The original Greenway grant to fund the start of the project was awarded in March 2008. Although committee members were not convinced the delays were unavoidable, they agreed that at this point nothing could be done to remedy the situation.
The playground at Alden Place Elementary was, in the words of one of its frequenters, “falling apart.”
It was roughly 20 years old, the wooden structure was splintering and crumbling, plagued by bees and ready for a thorough demolition.
Alden Place Principal Thomas Libka said that back in March they decided to research an upgrade. He formed a student committee of 24 students who conducted a survey to find out what was wanted.
“We surveyed roughly 230 kids, then we took those results to a parent and teacher committee,” said Libka. “Some things were added, some were subtracted, based on what they liked and felt was appropriate from a safety and realistic standpoint that we could pull off. It evolved over the past three months…. The board approved it in June and so we went ahead with the project….the place is full of equipment ready to be put together like a big LEGO project.”

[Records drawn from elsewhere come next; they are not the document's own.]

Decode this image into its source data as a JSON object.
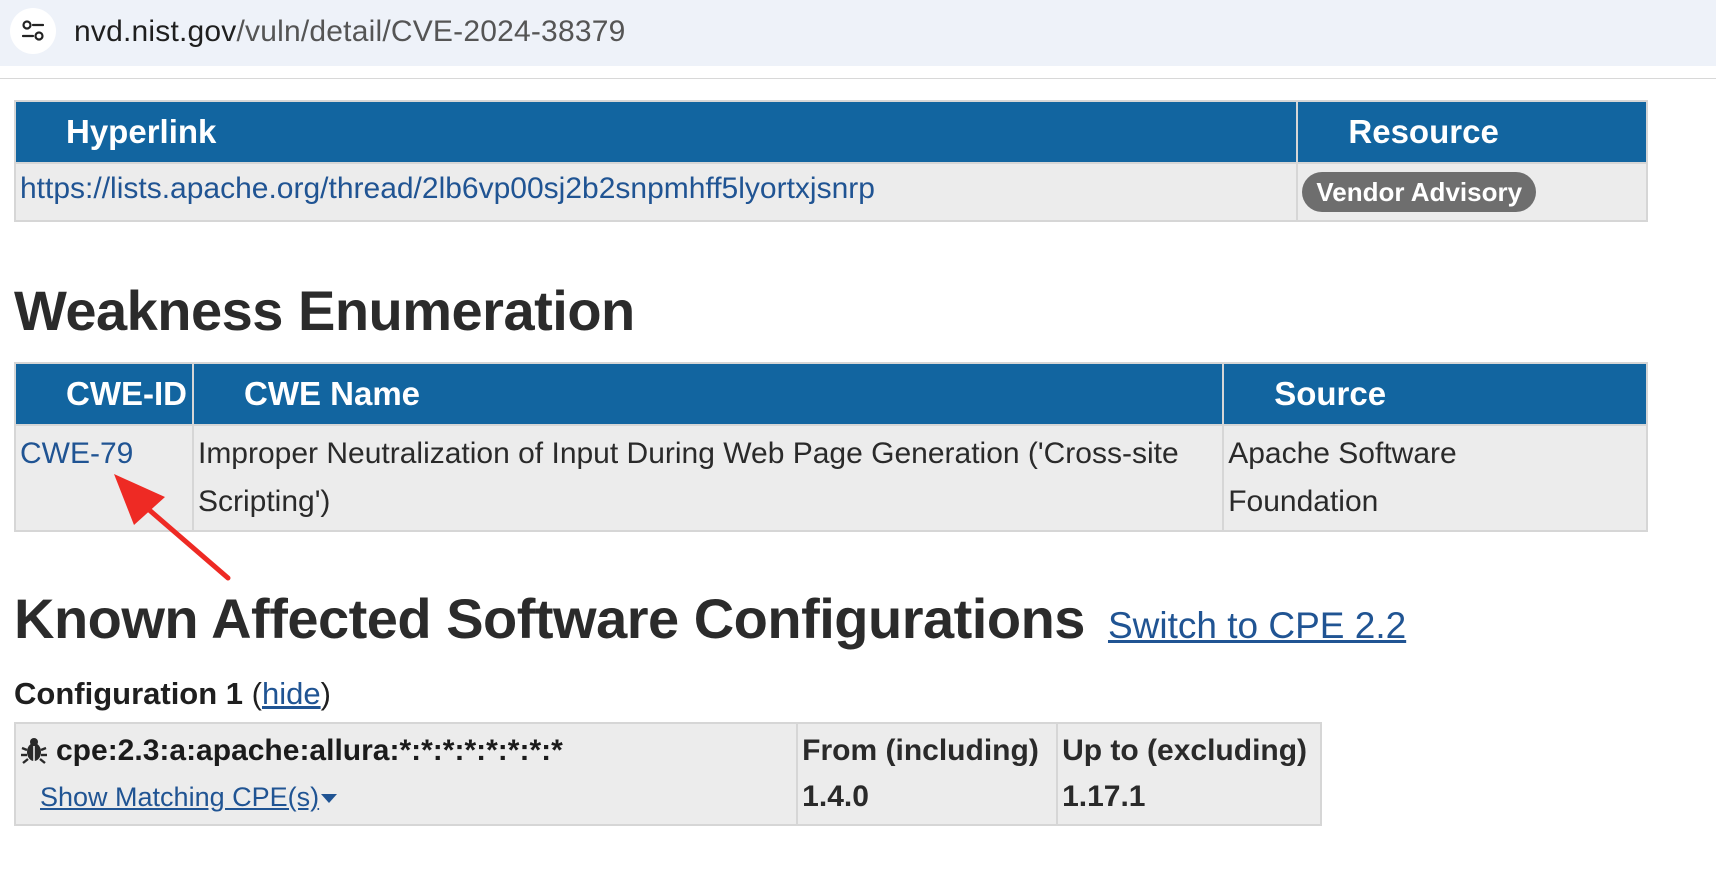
{
  "browser": {
    "url_host": "nvd.nist.gov",
    "url_path": "/vuln/detail/CVE-2024-38379",
    "site_info_icon": "tune-icon"
  },
  "references": {
    "headers": {
      "hyperlink": "Hyperlink",
      "resource": "Resource"
    },
    "rows": [
      {
        "hyperlink": "https://lists.apache.org/thread/2lb6vp00sj2b2snpmhff5lyortxjsnrp",
        "resource": "Vendor Advisory"
      }
    ]
  },
  "weakness": {
    "title": "Weakness Enumeration",
    "headers": {
      "cwe_id": "CWE-ID",
      "cwe_name": "CWE Name",
      "source": "Source"
    },
    "rows": [
      {
        "cwe_id": "CWE-79",
        "cwe_name": "Improper Neutralization of Input During Web Page Generation ('Cross-site Scripting')",
        "source": "Apache Software Foundation"
      }
    ]
  },
  "configurations": {
    "title": "Known Affected Software Configurations",
    "switch_link": "Switch to CPE 2.2",
    "config_label": "Configuration 1",
    "paren_open": "(",
    "hide_link": "hide",
    "paren_close": ")",
    "rows": [
      {
        "cpe": "cpe:2.3:a:apache:allura:*:*:*:*:*:*:*:*",
        "show_matching": "Show Matching CPE(s)",
        "from_label": "From (including)",
        "from_value": "1.4.0",
        "upto_label": "Up to (excluding)",
        "upto_value": "1.17.1"
      }
    ]
  },
  "annotation": {
    "arrow_color": "#ee2a24"
  },
  "colors": {
    "header_blue": "#1265a0",
    "link_blue": "#205493",
    "badge_gray": "#6e6e6e",
    "cell_bg": "#ececec"
  }
}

The Wassaic Project Summer Festival transports the sleepy hamlet of Wassaic, through which I drive almost every day, into an exuberantly creative community of visual and performing artists and enthusiastic crowds. The three full days of transformation ended Sunday.
Throughout the course of the weekend, I decided to taste a little bit of everything. With more than 100 artists, 25 bands, film screenings and dance performances, there was a lot to digest.
On Friday I started off by attending a film screening in the Luther Barn. The auction ring is now a theater. As a Freaks and Geeks fan, I was thrilled to find that actor and comedian Martin Starr would be screening his short films and giving a Q&A. Starr is well known for his role as everyone’s favorite geek on the 1990s television show.
Believe it or not, Millbrook’s Community Day is only a month away. Saturday, September 7th is the village’s day to draw people together to promote the businesses, the organizations and the resources of the community.
The theme for this year’s Community Day is an old-fashioned country carnival. The Millbrook Business Association (MBA), the main sponsor, is adding new programs.
Each Millbrook business will have a jar in their store filled with small items of its choice. The contest is called Guess How Many Are in The Jar. People can stop by the store and guess how many items are in the jar. On Community Day the MBA booth will display the jars and announce the winners.
The Carnival that was formerly held on the grounds of the Thorne Building will be located in the middle of the business district on Church Street. It will include a bounce house presented by Mary Alex’s Blue Bounce House with carnival games and prizes. The committee is looking for volunteers skilled in wood and carpentry to make wooden carnival games and frames to hold “Knock the Cans Down” and “Stand the Bottle.”
Eric Rosi-Marshall has been teaching these gentlemen of a certain age to become rock stars. They are pictured here playing at one of their first venues - a benefit for KIPP where they had the entire party on their feet dancing until 2:00 am.